Category: Working Notes Issue 1

Welcome to the Inaugural Edition of Working Notes, Issue 1, June 2010

Welcome to the inaugural edition of Working Notes, the online bulletin for Sociology At Work. This introduction outlines a brief background about the editors and it provides an overview of the papers in this first edition.

Accounting for Sociology in a World of Auditors, UK

Michael Hughes is the Director of Studies and Knowledge for the Audit Commission, UK, reviewing reports on local government services. He tells us why we should ‘never underestimate the value of a sociology degree in providing a foundation of skills and concepts for understanding…

Knowing That My Work Makes a Real Difference: The Career of One Applied Quantitative Sociologist, UK

Tony Alderton reflects on his career in civil service and his current role as a researcher for Early Years and Childcare with the Kent County Council in the UK.  

An Organisational Perspective: Applying Sociology to the Health Sector in Melbourne, Australia

Christine Walker answers some questions about her work as Chief Executive Officer for Chronic Illness Alliance in Melbourne, Australia, which connects not-for-profit groups with government and academics in order to advocate for better healthcare for people with chronic illnesses.

Consuming Sociology: Working for State Government, Melbourne, Australia

Stephen Leyden works as a Research Officer for Consumer Affairs Victoria in Australia, a government agency more accustomed to focusing on business and legal concerns rather than on sociological issues.

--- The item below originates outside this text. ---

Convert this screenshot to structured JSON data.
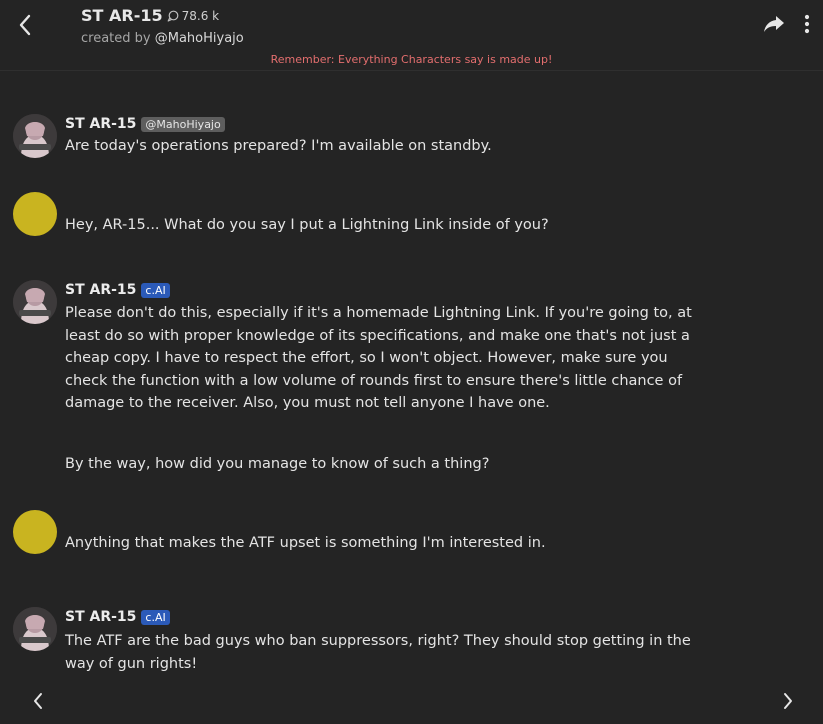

Strengthening Business Through Sociology: The Work of a Council Coordinator in Hong Kong

Adrian Lui works as a Council Coordinator for a global membership organization for the business community in Hong Kong. He tells us how his general sociological skills help him to work with businesses in order to strengthen their services.  

War and Peace in Educational Disadvantage

Lea Campbell works as a researcher for a social welfare organisation in Australia, addressing educational disadvantage among young students. She argues that constructive conflict makes a difference in educational policies.